Wednesday, April 7, 2010

The Way it Went Down

It all began - at least for me - on April 6, 2009, when MOH and I were driving toward Susanville on Highway 36. Note the shovel hiding behind the tree.
The entire roadcut was barricaded off, and fearing the worst, we pulled over so I could take some in-progress pictures.
I climbed over the barricade...
...and quickly grabbed a few close-up photos, just in case they were planning to take out the entire exposure...
...and just in case all my other close-up photos of the roadcut might be non-digital, which is what I suspect.
On May 18, 2009 - the 29th anniversary of the eruption of Mt. St. Helens - the destruction of this fine roadcut had continued, and it was clear that it would be wiped out.
On July 29, 2009, we pulled over again. Roadwork had moved farther westward on Highway 36, and the roadcut with the excellent baked zone (among many other great geologic features) was in its now current form.
There's really not that much to see anymore, especially when compared to what one could see before.
I didn't even walk over to the other side of the road.

Does anyone knows what basalt this is - possibly the Miocene Lovejoy Basalt or the Pleistocene basalt of Susanville Peak?
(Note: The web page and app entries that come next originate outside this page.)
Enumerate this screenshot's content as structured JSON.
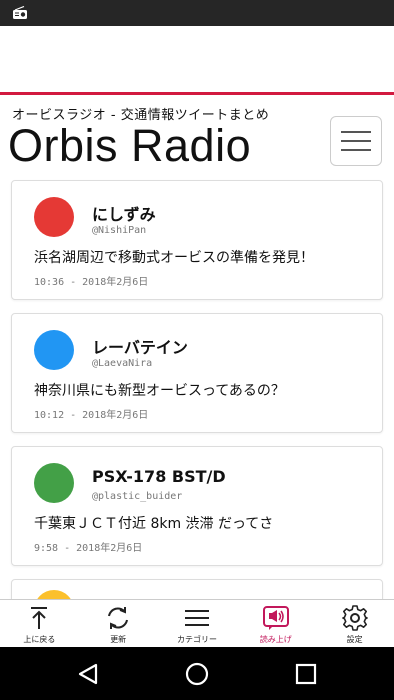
{
  "status_bar": {
    "icon": "radio-icon"
  },
  "header": {
    "subtitle": "オービスラジオ - 交通情報ツイートまとめ",
    "title": "Orbis Radio",
    "accent_color": "#d2193f",
    "menu_icon": "hamburger-menu-icon"
  },
  "tweets": [
    {
      "name": "にしずみ",
      "handle": "@NishiPan",
      "message": "浜名湖周辺で移動式オービスの準備を発見！",
      "time": "10:36 - 2018年2月6日",
      "avatar_color": "#e53935"
    },
    {
      "name": "レーバテイン",
      "handle": "@LaevaNira",
      "message": "神奈川県にも新型オービスってあるの？",
      "time": "10:12 - 2018年2月6日",
      "avatar_color": "#2196f3"
    },
    {
      "name": "PSX-178 BST/D",
      "handle": "@plastic_buider",
      "message": "千葉東ＪＣＴ付近 8km 渋滞 だってさ",
      "time": "9:58 - 2018年2月6日",
      "avatar_color": "#43a047"
    },
    {
      "avatar_color": "#fbc02d"
    }
  ],
  "tabs": [
    {
      "label": "上に戻る",
      "icon": "arrow-up-to-top-icon"
    },
    {
      "label": "更新",
      "icon": "refresh-icon"
    },
    {
      "label": "カテゴリー",
      "icon": "list-icon"
    },
    {
      "label": "読み上げ",
      "icon": "speak-icon",
      "active": true,
      "active_color": "#c2185b"
    },
    {
      "label": "設定",
      "icon": "gear-icon"
    }
  ],
  "nav_bar": {
    "back": "back-triangle-icon",
    "home": "home-circle-icon",
    "recents": "recents-square-icon"
  }
}
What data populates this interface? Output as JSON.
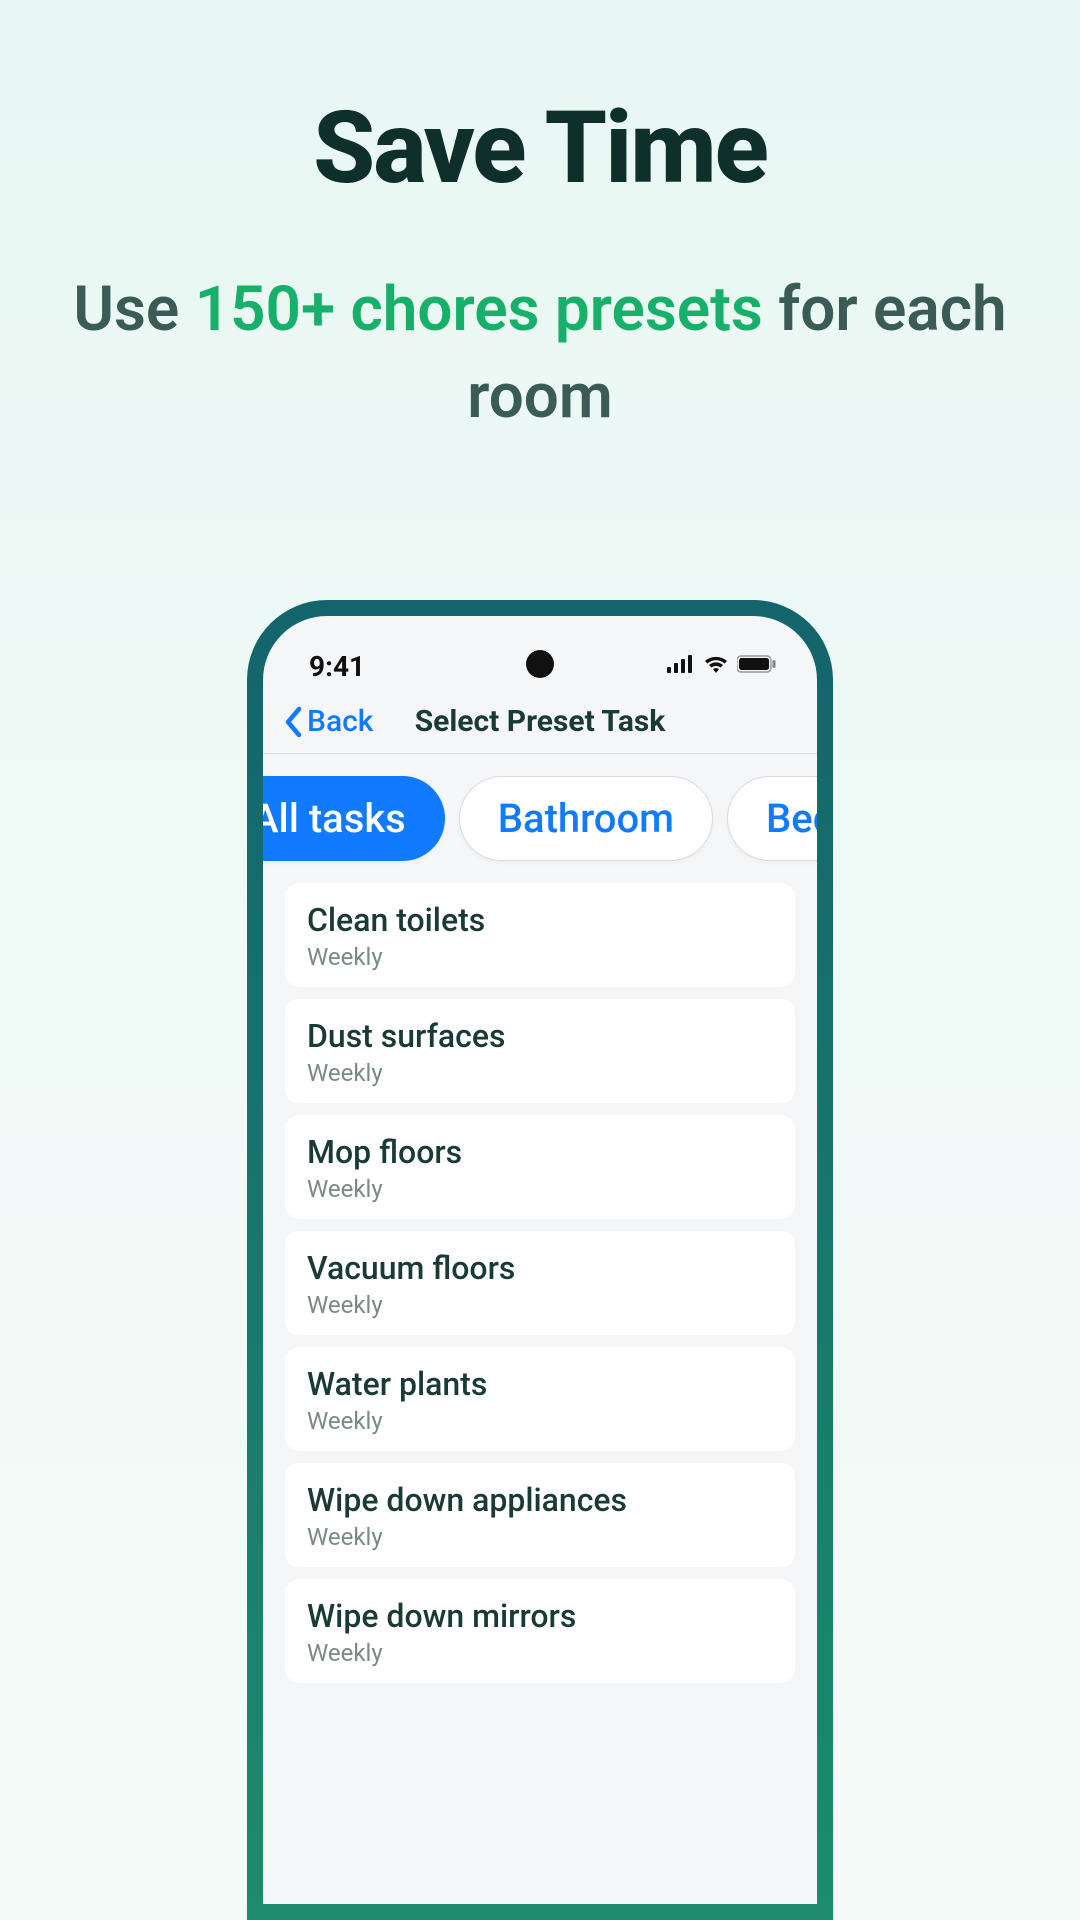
{
  "headline": "Save Time",
  "subhead_prefix": "Use ",
  "subhead_accent": "150+ chores presets",
  "subhead_suffix": " for each room",
  "statusbar": {
    "time": "9:41"
  },
  "nav": {
    "back_label": "Back",
    "title": "Select Preset Task"
  },
  "chips": [
    {
      "label": "All tasks",
      "active": true
    },
    {
      "label": "Bathroom",
      "active": false
    },
    {
      "label": "Bedroom",
      "active": false
    }
  ],
  "tasks": [
    {
      "title": "Clean toilets",
      "freq": "Weekly"
    },
    {
      "title": "Dust surfaces",
      "freq": "Weekly"
    },
    {
      "title": "Mop floors",
      "freq": "Weekly"
    },
    {
      "title": "Vacuum floors",
      "freq": "Weekly"
    },
    {
      "title": "Water plants",
      "freq": "Weekly"
    },
    {
      "title": "Wipe down appliances",
      "freq": "Weekly"
    },
    {
      "title": "Wipe down mirrors",
      "freq": "Weekly"
    }
  ]
}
Related Posts:
Susanville Roadcut Before and After
Baked... Lake Sediments?


Gaelyn said...

I hate what they did.

Silver Fox said...

Nasty nasty people.

Alaska Al said...

I hope the road folks don't destroy the triple dike on State 139. Many years ago when I-80 was under construction the Californian Highway Department remove the best example I have ever seen of a chevron fold. I think it was near Vacaville. But not all road improvements are bad. If it wasn't for the highway system we probably wouldn't even know of the Goshen flora.

Silver Fox said...

Triple dike photo is here. I hope it stays, too. And how could I forget about the Goshen flora?